Advantage Good Agricultural
8.1 Soil and Environment Evaluation
Food grown on any field may be contaminated by flooding, past land uses,
the surrounding environment or trespassers.
This Good Agricultural Practice
All farms growing crops.
What needs to be done
not carry out production in fields or orchards where conditions may lead to an
unacceptable hazard unless the site is managed to minimize the risk.
to do it
Contamination due to flooding
Evaluate production areas
for potential flooding. Flood waters can carry sewage, animal waste and other
contaminants onto the production site. This is a particular concern for fresh
fruit and vegetables that are grown close to the ground and can be eaten raw.
If flooding has occurred, talk to provincial and/or federal agricultural specialists
to discuss safe food options or concerns.
Contamination due to past land
If land is rented, investigate former land use as much as possible
to ensure that the land was not formerly used for waste disposal or for other
industrial purposes that may have left behind toxic residues. If there is a concern,
soils should be tested for contaminants and land use adjusted to comply with test
If the land was previously used for agricultural purposes, review
previous crop history and pesticide use records, if available, to determine if
persistent chemicals (e.g. organochlorines) have been used on site. If they have,
the risk of contamination is higher for root crops. These types of produce may
need to undergo chemical residue testing if grown on this site.
speaking, the risk of heavy metal (e.g. lead, cadmium) contamination in plants
is low. However, the potential for heavy metal uptake varies depending on the
commodity, with the risk being higher for root crops and leafy greens. If there
are concerns about heavy metal residues due to previous land use or the surrounding
environment, test the soil before planting these higher-risk crops. Increasing
the pH of the soil can reduce the risk of plant uptake, as heavy metals are less
mobile and there is less uptake in neutral soils than in acidic soils. For more
detailed information see the Canadian
Food Inspection Agency's Standard for Metals in Fertilizers and Supplements (Table
due to surrounding environment
Inspect and identify the potential for biological
or chemical contamination from adjacent lands. Be aware of the potential risk
from run-off, flooding or wind drift if the production area is near livestock
operations or areas where manure or pesticides are applied. If there is suspected
contamination, conduct a water or soil analysis.
If applicable, assess the
potential for cross-contamination of produce on your operation from leaking, leaching
or overflowing manure storage sites.
Contamination due to trespassers
animal access to fresh fruit and vegetable production areas as much as possible,
particularly near or at harvest times, as fecal contamination carries the same
risk as fresh manure application.
Establish visual, physical or auditory
deterrents (e.g. fencing or noise bangers) to redirect wildlife and minimize the
risk of their entering fields.
Routinely check for outside sources of contamination
from human trespassers, including trash and broken bottles that could contaminate
Communicate regularly with neighbours
and understand the types of activities in the immediate area.

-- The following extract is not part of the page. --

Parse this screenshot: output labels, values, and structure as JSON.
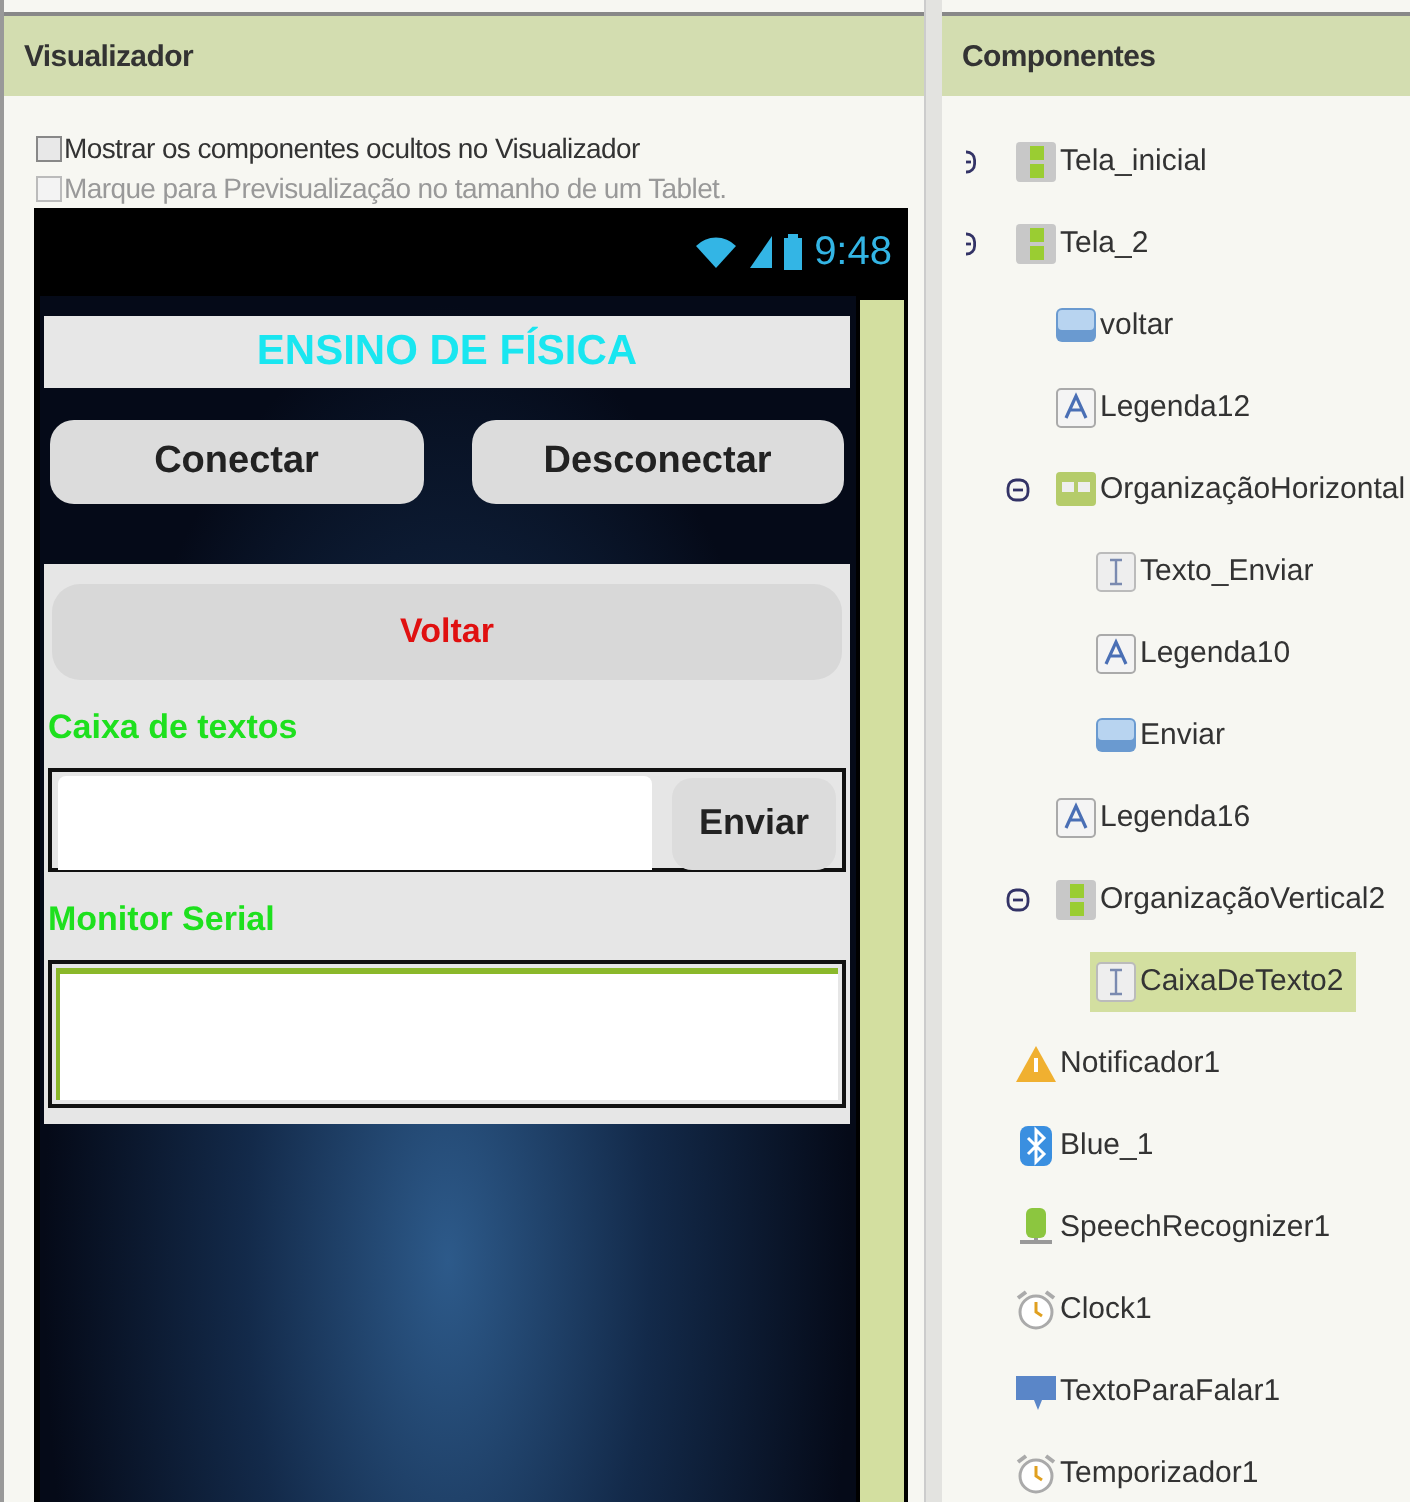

If there are any
concerns, adjust planting dates or field locations to minimize the potential for
Re-evaluate potential risks when activities either on the
site or adjacent to the production area change.
Physical buffers such as windbreaks, hedgerows and shelterbelts
can reduce wind-blown contaminants by as much as 30 percent and can minimize the
risk of spray drift.
Did you know?
as physical barriers, grass waterways, ditches, mounds, diversion berms and vegetative
buffer areas can reduce the risk that polluted water will contaminate agricultural
water sources and/or crops during heavy rains or flooding.
If you need an audit
Be prepared for the auditor to:
areas of production for potential for flooding and risks posed by the surrounding
environment and trespassers
- Ask questions about previous land use
Laws and regulations that apply
There are few laws that
directly or indirectly relate to food safety specifically regulating the soil
and environment for agricultural production. The prohibitions in law are generally
against selling food with unacceptable residues or contaminants, rather than prohibiting
certain levels in the soils themselves. Due diligence should influence management
decisions where there is any reason to be concerned that contaminants may exist
in the soil.
The Nutrient Management Act, 2002, S.O. 2002, c. 4 and
Regulation 267/03 requires assessment of existing soil conditions in the development
of nutrient management plans.
Other legislation to be aware of:
Under the Plant Diseases Act, R.S.O. 1990, c. P. 14, s. 14 (b), inspectors may
prohibit the growing of certain plant species for a certain number of years where
causal organisms of a plant disease are found in the soil of any premises.
to 8.2 Pesticide Use